You can't reprise Once, can you? The title implies as much. Moreover, what rendered John Carney's original, award-winning, low-budget 2006 movie so extraordinary was that, while being at heart a romantic musical, it looked like docudrama, with close-up, handheld camerawork.
Two skint musicians – an Irish busker and a Czech single mother – meet on the unprettified streets of Dublin, fall for each other and join forces to make a storming studio recording, except they're still holding out for their old flames.
If you want to love the stage version, you're going to have to forget the authenticity and light touch of the film in which Carney's actor-musicians wrote the folk-rock songs themselves and improvised some of the dialogue. This heavily re-scripted adaptation, directed by John Tiffany, can't really match up. Did it merit the Tony Awards it landed in New York? Well, Enda Walsh's plonking rewrite adds lots of caricatured bit parts. He makes the protagonists spell everything out, and he mucks up the narrative pacing at the start. As the busker who's nursing a broken heart, Declan Bennett seems coldly self-absorbed, then suddenly on the pull. Zrinka Cvitesic, as the unnamed Girl, has too many bossy, didactic lines.
So this production takes a while to exert its charm, but it's hard to resist the entwined harmonies when Bennett and Cvitesic tentatively start to duet – on acoustic guitar and piano – with the ballad "Falling Slowly". She's a delicate beauty with an almost ghostly, floating voice, and he opens the emotional floodgates when he sings with raw yearning.
The rest of the cast multitask too, as actors, scene-shifters, and a rollicking band, launching a stomping ceilidh and occasionally slipping into expressionist dance moves (slightly underdeveloped by choreographer Steven Hoggett). You can even join in the craic, if you want, as the setting is an old pub with glowing wall lights and speckled, silvery mirrors. At the interval, this serves as an onstage bar where performers and punters can mingle.
Meanwhile, at the Barbican, the company Cheek by Jowl has boldly added handheld film footage to a notoriously anarchic play from the 1890s. This is Ubu Roi (***), Alfred Jarry's absurdist saga about a foul-mouthed usurper-tyrant and his wife – a piece more commonly staged with puppets or grotesque clowns.
Director Declan Donnellan's stage setting for this surtitled French production is a bland, modern living room, the table laid for a dinner party. The host and hostess (Christophe Grégoire and Camille Cayol) admire each other smoochily before the guests arrive. Curled on the sofa behind them, though, is her menacingly screwed-up adolescent son (Sylvain Levitte), a Generation Z Hamlet armed with an Oedipus complex and a camcorder which throws magnified images on the back wall. Prowling around, he zooms in on his parents' canoodling, on bloody joints of meat, on filth hidden in the shag pile, and on his own wolfish maw.

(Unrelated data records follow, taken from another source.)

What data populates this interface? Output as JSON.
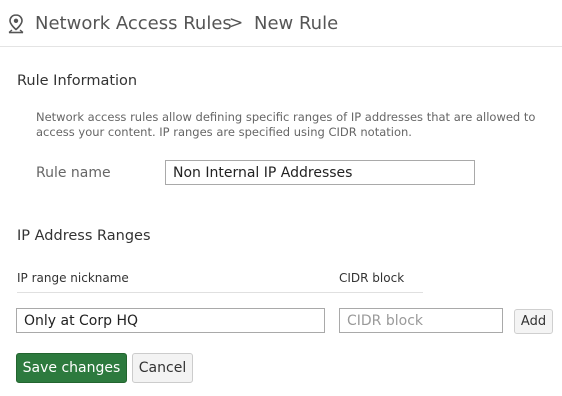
{
  "breadcrumb": {
    "root": "Network Access Rules",
    "separator": ">",
    "current": "New Rule"
  },
  "rule_info": {
    "title": "Rule Information",
    "description": "Network access rules allow defining specific ranges of IP addresses that are allowed to access your content. IP ranges are specified using CIDR notation.",
    "rule_name_label": "Rule name",
    "rule_name_value": "Non Internal IP Addresses"
  },
  "ip_ranges": {
    "title": "IP Address Ranges",
    "columns": [
      "IP range nickname",
      "CIDR block"
    ],
    "nickname_value": "Only at Corp HQ",
    "cidr_placeholder": "CIDR block",
    "add_label": "Add"
  },
  "actions": {
    "save_label": "Save changes",
    "cancel_label": "Cancel"
  },
  "colors": {
    "primary_button": "#2d7a3e",
    "icon": "#555555"
  }
}
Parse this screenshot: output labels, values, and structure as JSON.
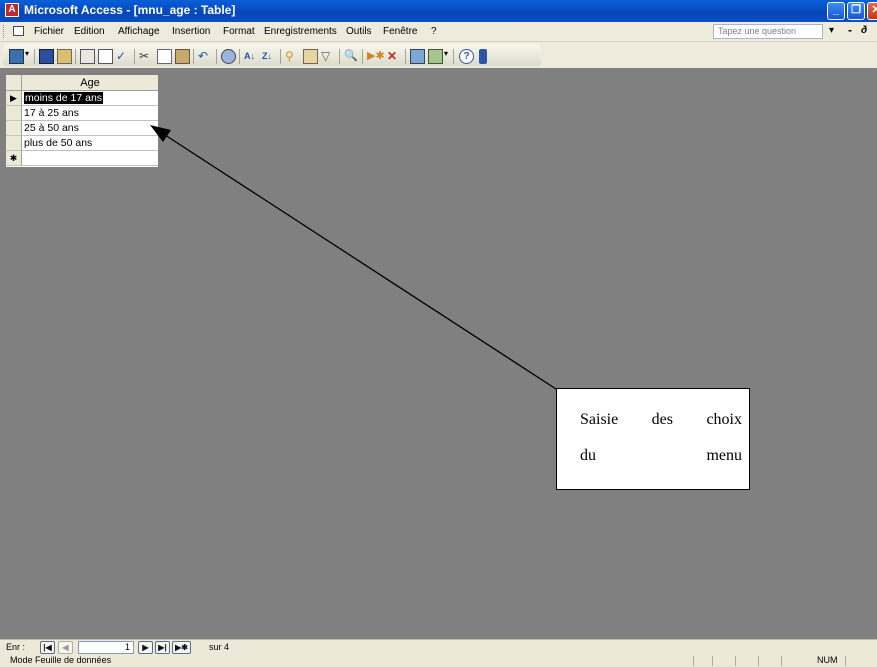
{
  "window": {
    "title": "Microsoft Access - [mnu_age : Table]",
    "app_icon": "access-key-icon",
    "controls": [
      "minimize",
      "restore",
      "close"
    ]
  },
  "menu": {
    "items": [
      "Fichier",
      "Edition",
      "Affichage",
      "Insertion",
      "Format",
      "Enregistrements",
      "Outils",
      "Fenêtre",
      "?"
    ],
    "ask_placeholder": "Tapez une question"
  },
  "toolbar": {
    "icons": [
      "view-icon",
      "save-icon",
      "search-icon",
      "print-icon",
      "print-preview-icon",
      "spelling-icon",
      "cut-icon",
      "copy-icon",
      "paste-icon",
      "undo-icon",
      "hyperlink-icon",
      "sort-asc-icon",
      "sort-desc-icon",
      "filter-selection-icon",
      "filter-form-icon",
      "apply-filter-icon",
      "find-icon",
      "new-record-icon",
      "delete-record-icon",
      "database-window-icon",
      "new-object-icon",
      "help-icon"
    ]
  },
  "datasheet": {
    "column_header": "Age",
    "rows": [
      {
        "selector": "▶",
        "value": "moins de 17 ans"
      },
      {
        "selector": "",
        "value": "17 à 25 ans"
      },
      {
        "selector": "",
        "value": "25 à 50 ans"
      },
      {
        "selector": "",
        "value": "plus de 50 ans"
      },
      {
        "selector": "✱",
        "value": ""
      }
    ]
  },
  "navigation": {
    "label": "Enr :",
    "current": "1",
    "of_label": "sur 4",
    "buttons": [
      "|◀",
      "◀",
      "▶",
      "▶|",
      "▶✱"
    ]
  },
  "status": {
    "text": "Mode Feuille de données",
    "num": "NUM"
  },
  "callout": {
    "line1": "Saisie des choix",
    "line2": "du menu"
  }
}
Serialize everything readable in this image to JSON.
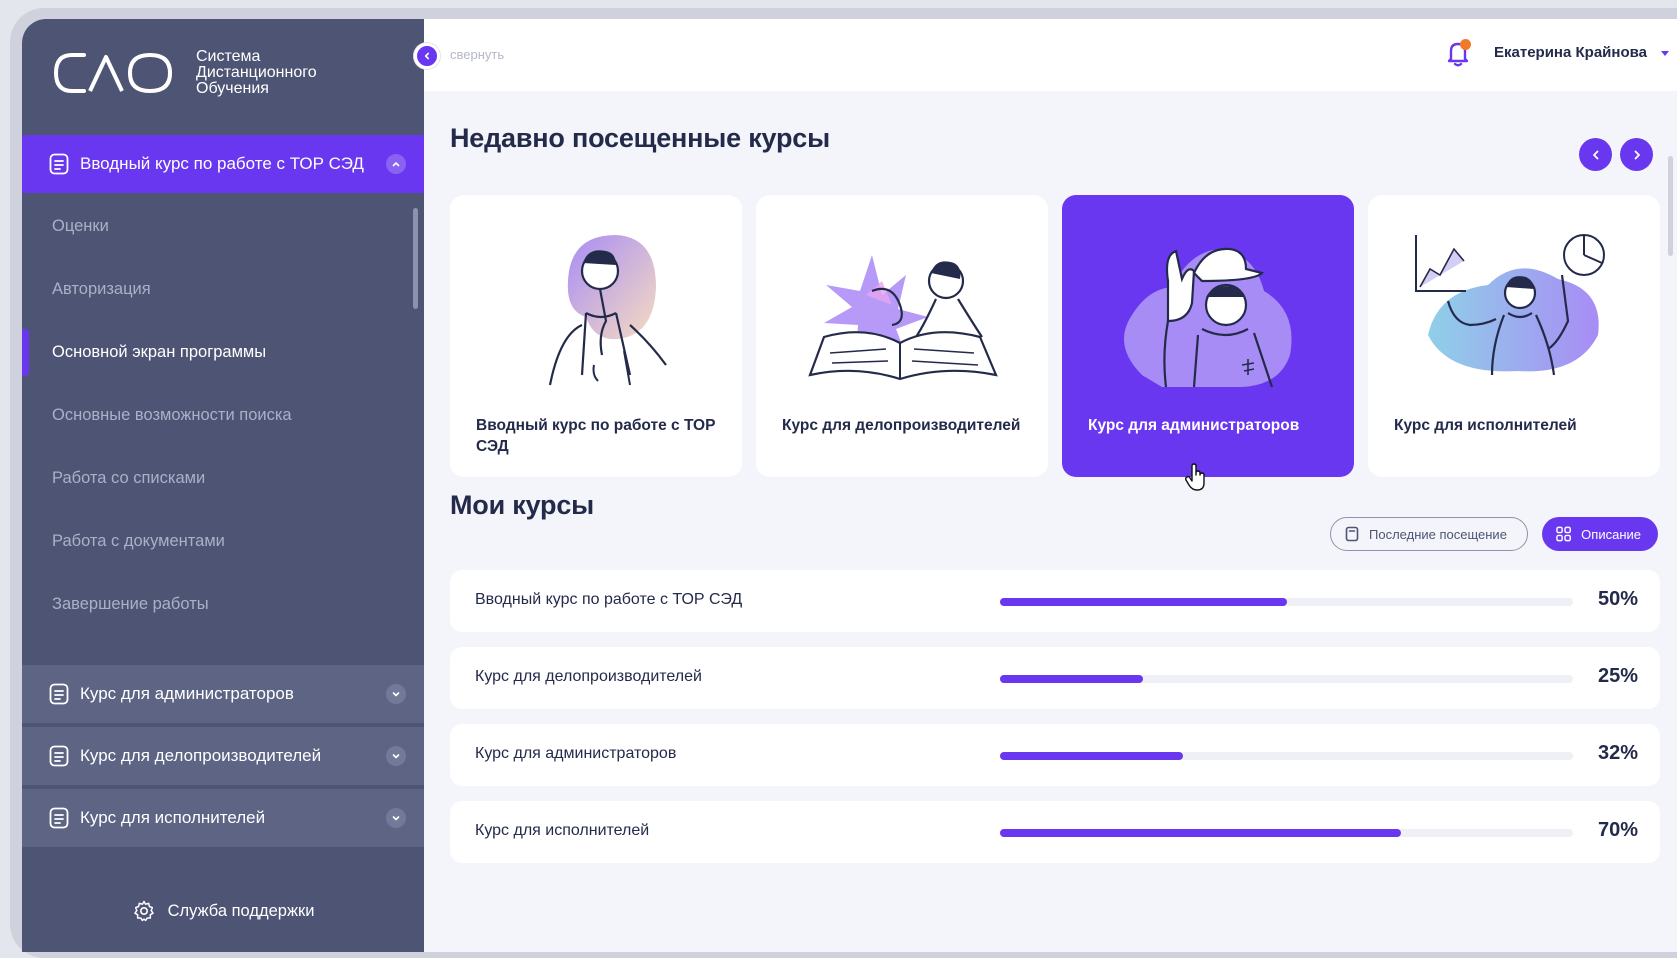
{
  "brand": {
    "logo_text": "СДО",
    "title_lines": [
      "Система",
      "Дистанционного",
      "Обучения"
    ]
  },
  "colors": {
    "accent": "#6a37f0",
    "sidebar": "#4e5574",
    "notification": "#f07a2a"
  },
  "sidebar": {
    "active_course": "Вводный курс по работе с ТОР СЭД",
    "lessons": [
      "Оценки",
      "Авторизация",
      "Основной экран программы",
      "Основные возможности поиска",
      "Работа со списками",
      "Работа с документами",
      "Завершение работы"
    ],
    "current_lesson": "Основной экран программы",
    "other_courses": [
      "Курс для администраторов",
      "Курс для делопроизводителей",
      "Курс для исполнителей"
    ],
    "support_label": "Служба поддержки"
  },
  "topbar": {
    "collapse_label": "свернуть",
    "user_name": "Екатерина Крайнова",
    "icons": [
      "chevron-left-icon",
      "bell-icon",
      "caret-down-icon"
    ]
  },
  "recent": {
    "title": "Недавно посещенные курсы",
    "cards": [
      {
        "title": "Вводный курс по работе с ТОР СЭД",
        "highlighted": false
      },
      {
        "title": "Курс для делопроизводителей",
        "highlighted": false
      },
      {
        "title": "Курс для администраторов",
        "highlighted": true
      },
      {
        "title": "Курс для исполнителей",
        "highlighted": false
      }
    ]
  },
  "my_courses": {
    "title": "Мои курсы",
    "sort_last_visit": "Последние посещение",
    "sort_description": "Описание",
    "rows": [
      {
        "name": "Вводный курс по работе с ТОР СЭД",
        "progress": 50,
        "progress_label": "50%"
      },
      {
        "name": "Курс для делопроизводителей",
        "progress": 25,
        "progress_label": "25%"
      },
      {
        "name": "Курс для администраторов",
        "progress": 32,
        "progress_label": "32%"
      },
      {
        "name": "Курс для исполнителей",
        "progress": 70,
        "progress_label": "70%"
      }
    ]
  }
}
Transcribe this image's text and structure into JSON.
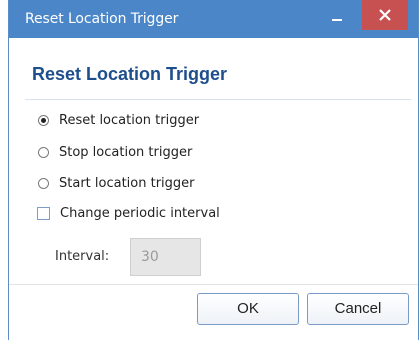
{
  "window": {
    "title": "Reset Location Trigger",
    "titlebar_color": "#4a86c8",
    "close_color": "#c75050"
  },
  "dialog": {
    "heading": "Reset Location Trigger",
    "heading_color": "#1e4e8c",
    "options": [
      {
        "label": "Reset location trigger",
        "selected": true
      },
      {
        "label": "Stop location trigger",
        "selected": false
      },
      {
        "label": "Start location trigger",
        "selected": false
      }
    ],
    "change_interval": {
      "label": "Change periodic interval",
      "checked": false
    },
    "interval": {
      "label": "Interval:",
      "value": "30",
      "disabled": true
    }
  },
  "buttons": {
    "ok": "OK",
    "cancel": "Cancel"
  }
}
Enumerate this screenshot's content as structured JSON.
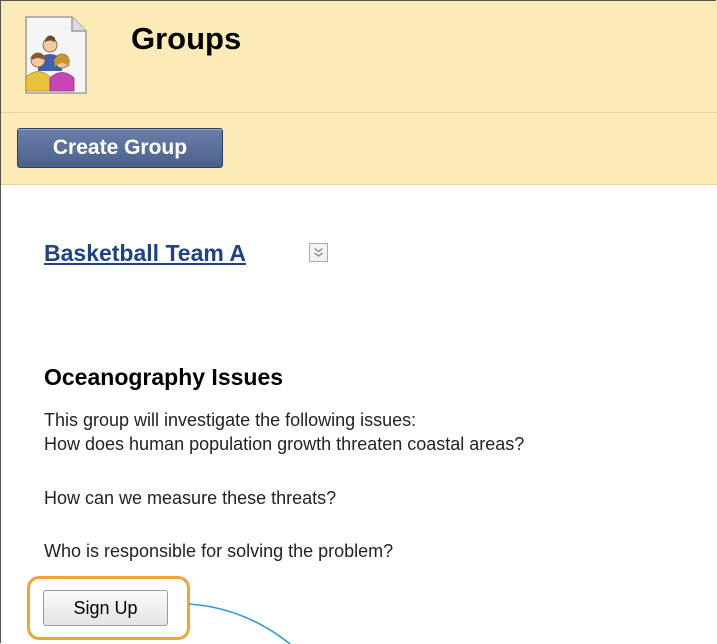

Then, as if compelled by the power of the boy's twisted imagination, Grégoire, Cayol and their simpering guests turn into the savage and rampaging monsters of Jarry's fantasy – first developed when the writer was himself a schoolboy.
Ultimately, even Donnellan's ingenuity and intelligence can't stop Ubu Roi seeming like a juvenile drag at points. But this sprawling saga about revolting financial greed and monstrous dictators has its hilarious and trenchant moments.
'Once' (0844 871 7629) to 30 Nov; 'Ubu Roi' (020-7638 4141) to 20 Apr
Katherine Parkinson’s recently widowed Laura shocks her Home Counties family in Before the Party, Rodney Ackland’s oscillating seriosatiric gem from 1949, at London’s Almeida (to 11 May). The RSC celebrates Shakespeare’s birthday in Stratford-upon-Avon with free ticketed workshops for kids, teens and adults (Sat). Try your hand at stage fighting, verse-speaking, singing, gory make-up, skull design and storytelling.Reuse content